▶ **THE PROBLEM**
Copy every entry word for word, but skip the pictures.

Page and application data records
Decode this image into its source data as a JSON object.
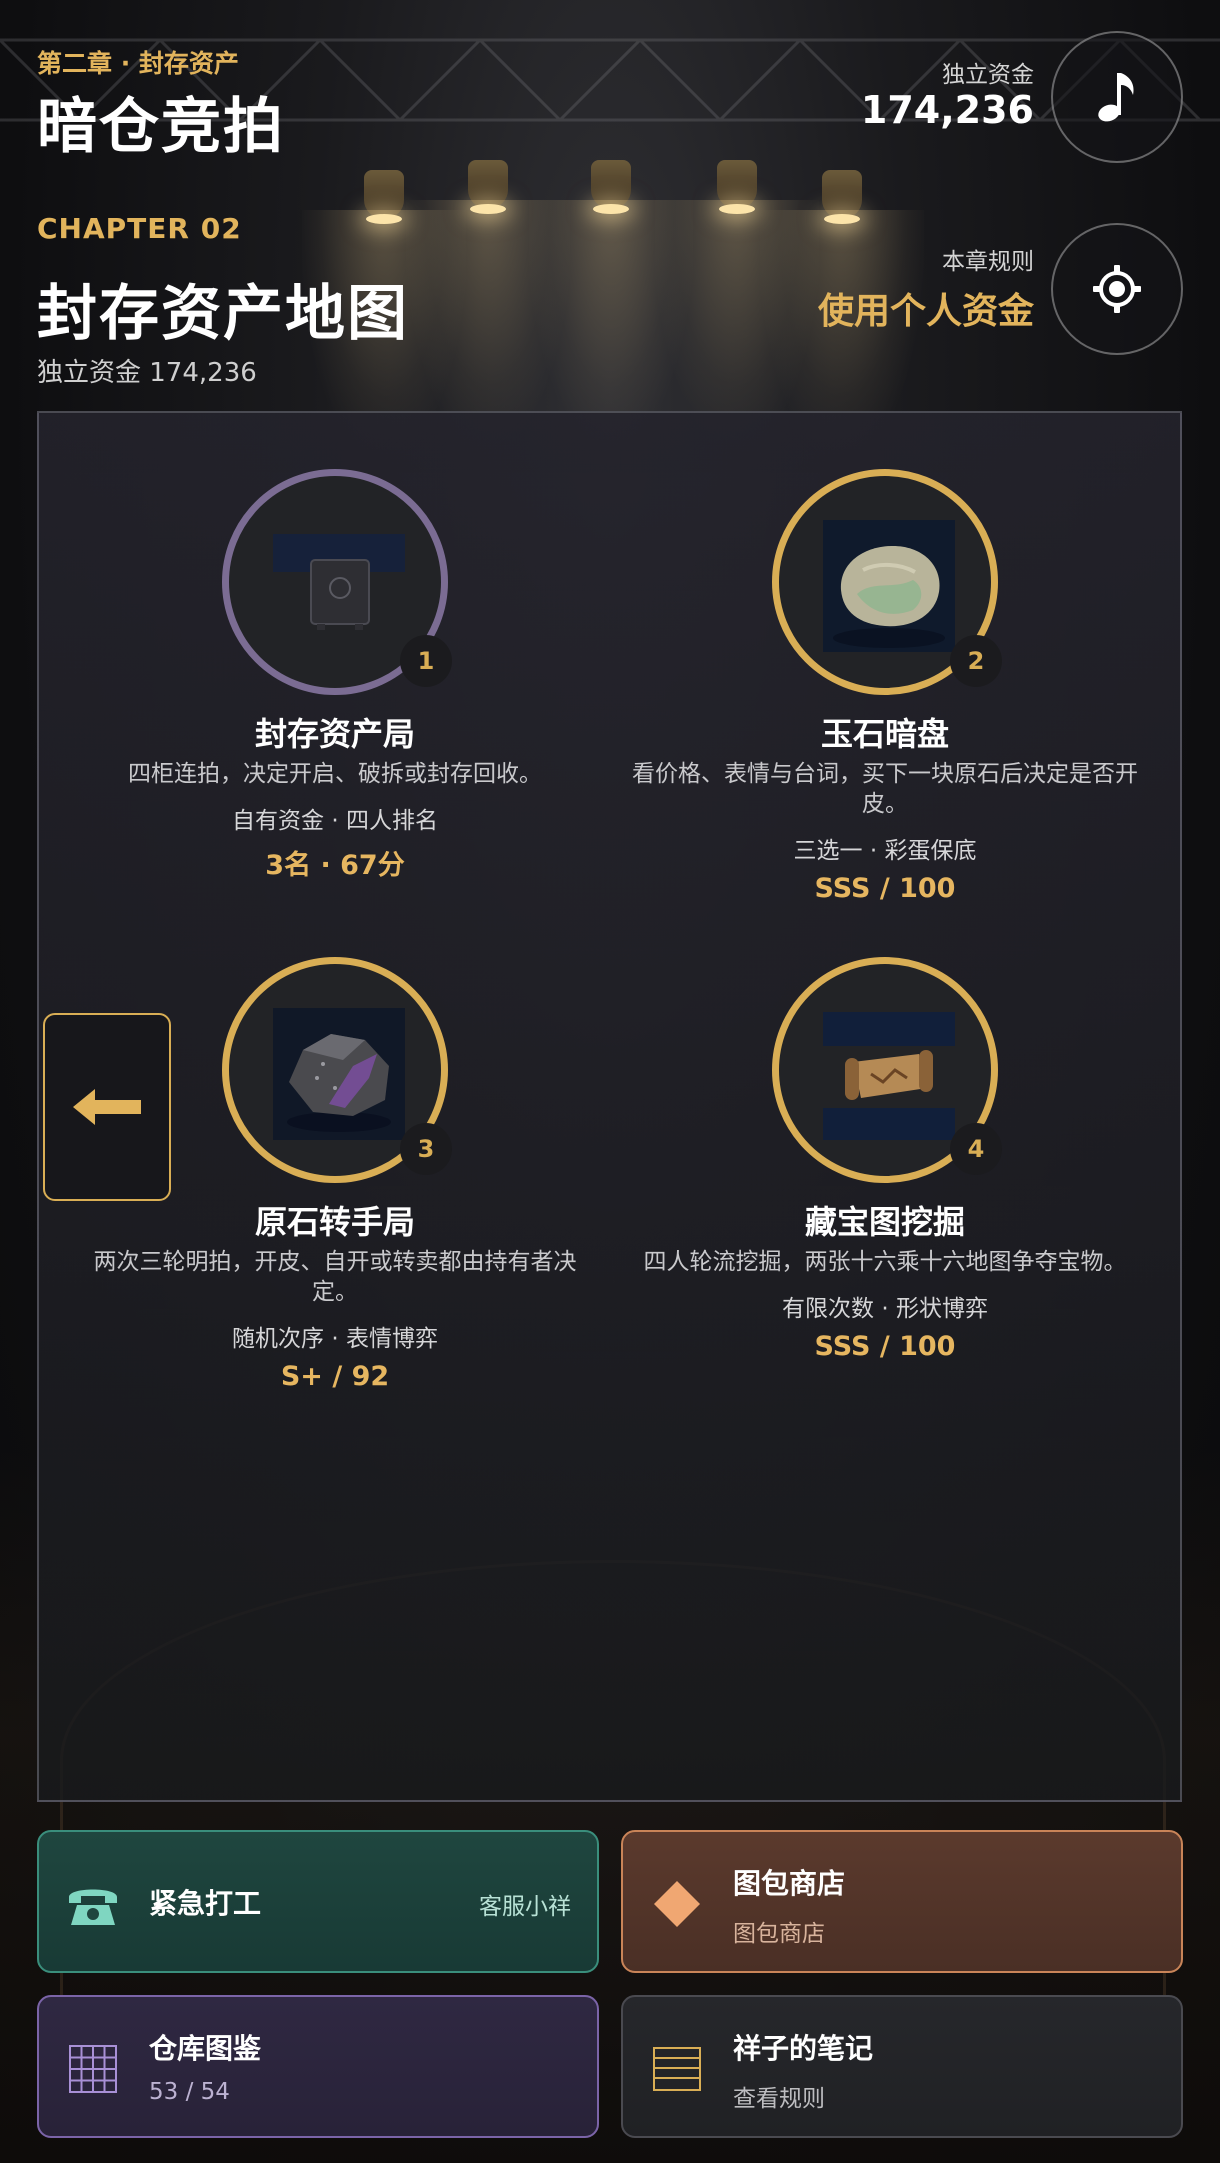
{
  "header": {
    "chapter_sub": "第二章 · 封存资产",
    "app_title": "暗仓竞拍",
    "fund_label": "独立资金",
    "fund_value": "174,236",
    "chapter_en": "CHAPTER 02",
    "map_title": "封存资产地图",
    "sub_fund": "独立资金 174,236",
    "rule_label": "本章规则",
    "rule_value": "使用个人资金"
  },
  "icons": {
    "music": "music-note-icon",
    "settings": "settings-gear-icon",
    "back": "arrow-left-icon"
  },
  "nodes": [
    {
      "name": "封存资产局",
      "desc": "四柜连拍，决定开启、破拆或封存回收。",
      "meta": "自有资金 · 四人排名",
      "score": "3名 · 67分",
      "num": "1",
      "image": "safe-icon"
    },
    {
      "name": "玉石暗盘",
      "desc": "看价格、表情与台词，买下一块原石后决定是否开皮。",
      "meta": "三选一 · 彩蛋保底",
      "score": "SSS / 100",
      "num": "2",
      "image": "jade-stone-icon"
    },
    {
      "name": "原石转手局",
      "desc": "两次三轮明拍，开皮、自开或转卖都由持有者决定。",
      "meta": "随机次序 · 表情博弈",
      "score": "S+ / 92",
      "num": "3",
      "image": "raw-ore-icon"
    },
    {
      "name": "藏宝图挖掘",
      "desc": "四人轮流挖掘，两张十六乘十六地图争夺宝物。",
      "meta": "有限次数 · 形状博弈",
      "score": "SSS / 100",
      "num": "4",
      "image": "treasure-map-icon"
    }
  ],
  "cards": {
    "work": {
      "title": "紧急打工",
      "right": "客服小祥",
      "icon": "telephone-icon"
    },
    "shop": {
      "title": "图包商店",
      "sub": "图包商店",
      "icon": "diamond-icon"
    },
    "dex": {
      "title": "仓库图鉴",
      "sub": "53 / 54",
      "icon": "grid-icon"
    },
    "notes": {
      "title": "祥子的笔记",
      "sub": "查看规则",
      "icon": "notebook-icon"
    }
  },
  "colors": {
    "accent_gold": "#e2b45c",
    "locked_purple": "#7b6c93",
    "work_green": "#3a8e7c",
    "shop_orange": "#c98458",
    "dex_purple": "#7b64a8"
  }
}
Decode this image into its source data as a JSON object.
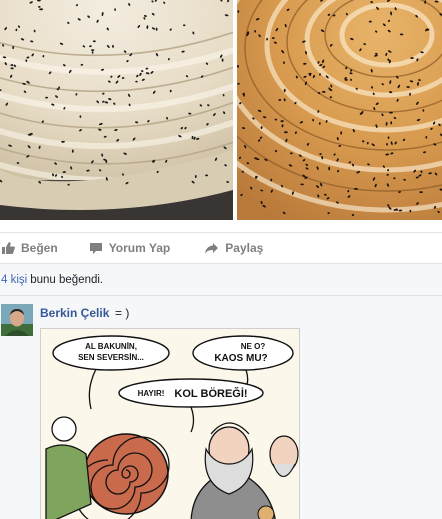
{
  "post": {
    "photos": [
      {
        "name": "rolled-borek-photo-left"
      },
      {
        "name": "rolled-borek-photo-right"
      }
    ]
  },
  "actions": {
    "like_label": "Beğen",
    "comment_label": "Yorum Yap",
    "share_label": "Paylaş",
    "icons": [
      "thumbs-up-icon",
      "comment-icon",
      "share-arrow-icon"
    ]
  },
  "likes": {
    "count": "4 kişi",
    "text": "bunu beğendi."
  },
  "comment": {
    "author": "Berkin Çelik",
    "text": "= )",
    "cartoon": {
      "bubble_1": "AL BAKUNİN, SEN SEVERSİN...",
      "bubble_2_line1": "NE O?",
      "bubble_2_line2": "KAOS MU?",
      "bubble_3_prefix": "HAYIR!",
      "bubble_3_bold": "KOL BÖREĞİ!"
    }
  },
  "colors": {
    "link_blue": "#4267b2",
    "author_blue": "#365899",
    "action_gray": "#7f7f7f",
    "strip_bg": "#f6f7f9"
  }
}
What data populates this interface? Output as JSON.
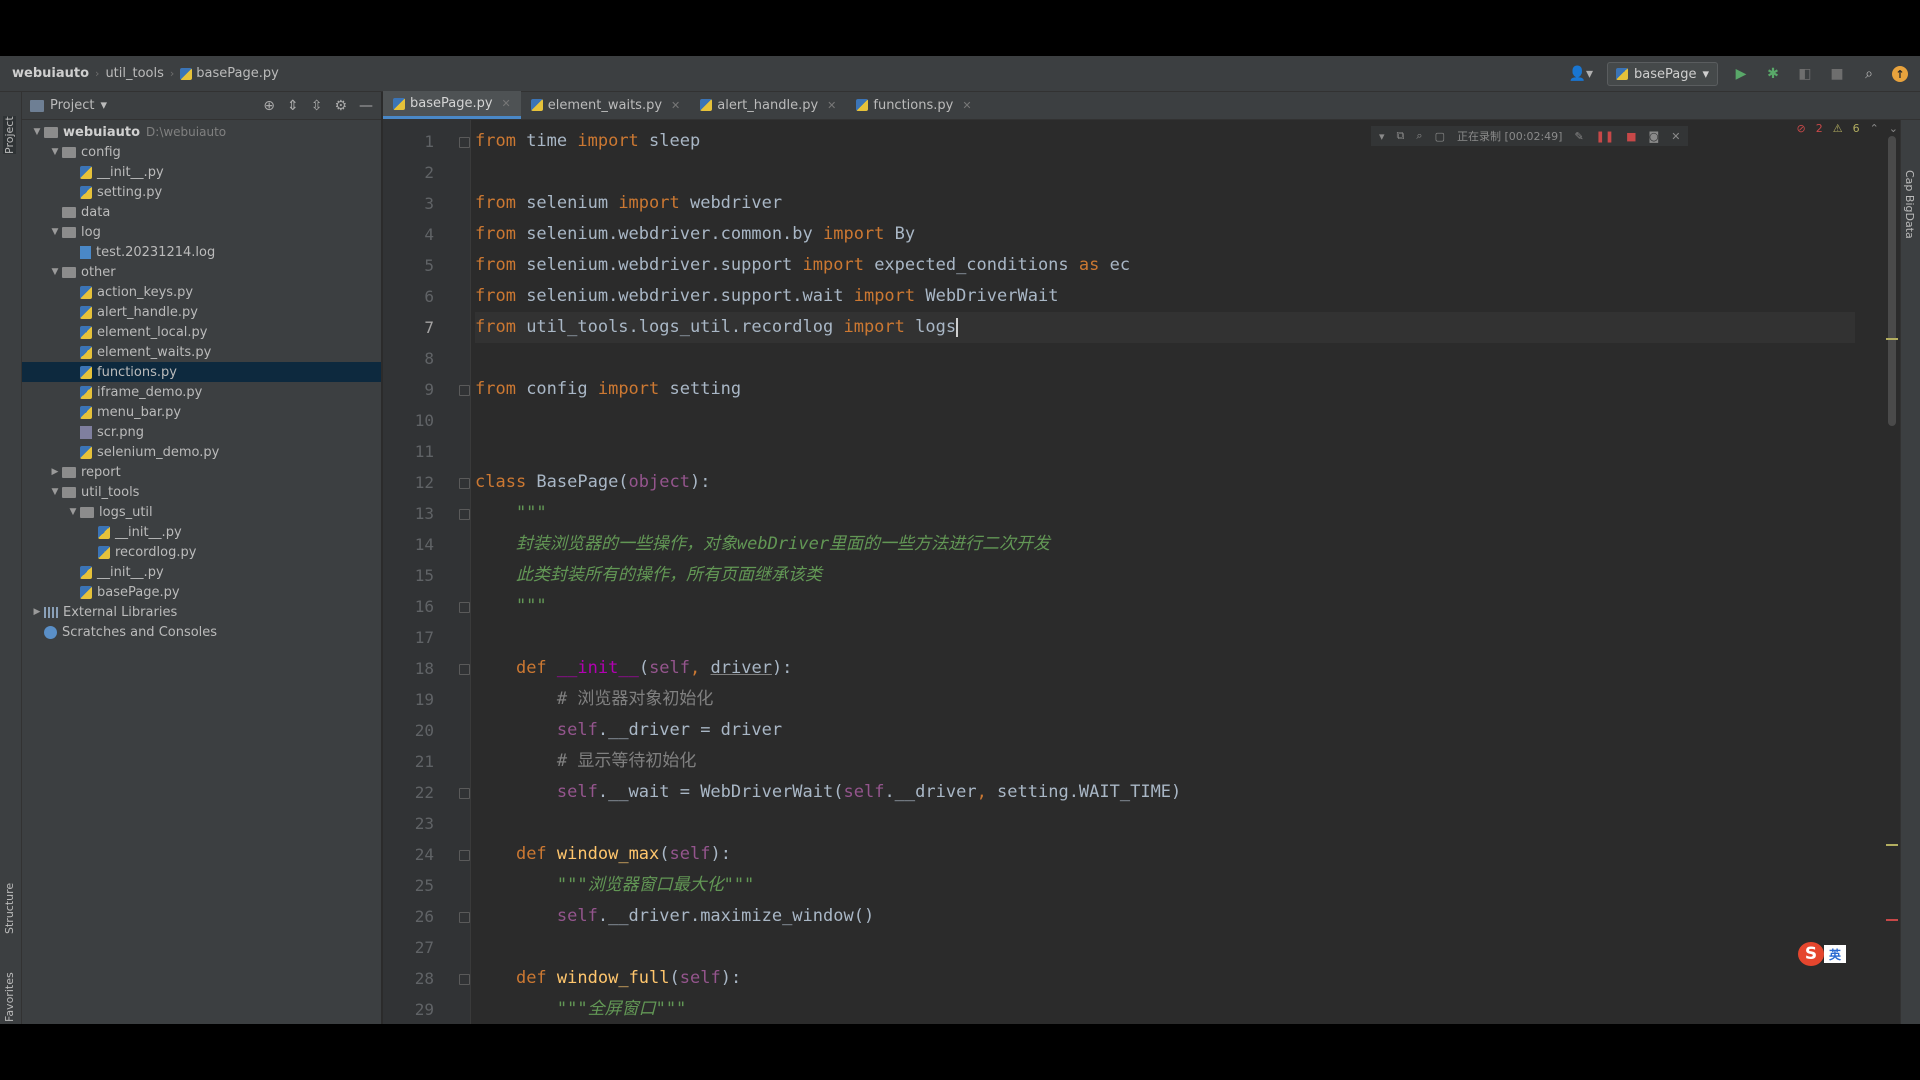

▶ **REPLY TO THE TASK**
Decode this image into its source data as a JSON object.
{
  "header": {
    "chapter_sub": "第二章 · 封存资产",
    "app_title": "暗仓竞拍",
    "fund_label": "独立资金",
    "fund_value": "174,236",
    "chapter_en": "CHAPTER 02",
    "map_title": "封存资产地图",
    "sub_fund": "独立资金 174,236",
    "rule_label": "本章规则",
    "rule_value": "使用个人资金"
  },
  "icons": {
    "music": "music-note-icon",
    "settings": "settings-gear-icon",
    "back": "arrow-left-icon"
  },
  "nodes": [
    {
      "name": "封存资产局",
      "desc": "四柜连拍，决定开启、破拆或封存回收。",
      "meta": "自有资金 · 四人排名",
      "score": "3名 · 67分",
      "num": "1",
      "image": "safe-icon"
    },
    {
      "name": "玉石暗盘",
      "desc": "看价格、表情与台词，买下一块原石后决定是否开皮。",
      "meta": "三选一 · 彩蛋保底",
      "score": "SSS / 100",
      "num": "2",
      "image": "jade-stone-icon"
    },
    {
      "name": "原石转手局",
      "desc": "两次三轮明拍，开皮、自开或转卖都由持有者决定。",
      "meta": "随机次序 · 表情博弈",
      "score": "S+ / 92",
      "num": "3",
      "image": "raw-ore-icon"
    },
    {
      "name": "藏宝图挖掘",
      "desc": "四人轮流挖掘，两张十六乘十六地图争夺宝物。",
      "meta": "有限次数 · 形状博弈",
      "score": "SSS / 100",
      "num": "4",
      "image": "treasure-map-icon"
    }
  ],
  "cards": {
    "work": {
      "title": "紧急打工",
      "right": "客服小祥",
      "icon": "telephone-icon"
    },
    "shop": {
      "title": "图包商店",
      "sub": "图包商店",
      "icon": "diamond-icon"
    },
    "dex": {
      "title": "仓库图鉴",
      "sub": "53 / 54",
      "icon": "grid-icon"
    },
    "notes": {
      "title": "祥子的笔记",
      "sub": "查看规则",
      "icon": "notebook-icon"
    }
  },
  "colors": {
    "accent_gold": "#e2b45c",
    "locked_purple": "#7b6c93",
    "work_green": "#3a8e7c",
    "shop_orange": "#c98458",
    "dex_purple": "#7b64a8"
  }
}
Decode this image into its source data as a JSON object.
{
  "post": {
    "photos": [
      {
        "name": "rolled-borek-photo-left"
      },
      {
        "name": "rolled-borek-photo-right"
      }
    ]
  },
  "actions": {
    "like_label": "Beğen",
    "comment_label": "Yorum Yap",
    "share_label": "Paylaş",
    "icons": [
      "thumbs-up-icon",
      "comment-icon",
      "share-arrow-icon"
    ]
  },
  "likes": {
    "count": "4 kişi",
    "text": "bunu beğendi."
  },
  "comment": {
    "author": "Berkin Çelik",
    "text": "= )",
    "cartoon": {
      "bubble_1": "AL BAKUNİN, SEN SEVERSİN...",
      "bubble_2_line1": "NE O?",
      "bubble_2_line2": "KAOS MU?",
      "bubble_3_prefix": "HAYIR!",
      "bubble_3_bold": "KOL BÖREĞİ!"
    }
  },
  "colors": {
    "link_blue": "#4267b2",
    "author_blue": "#365899",
    "action_gray": "#7f7f7f",
    "strip_bg": "#f6f7f9"
  }
}
What data populates this interface? Output as JSON.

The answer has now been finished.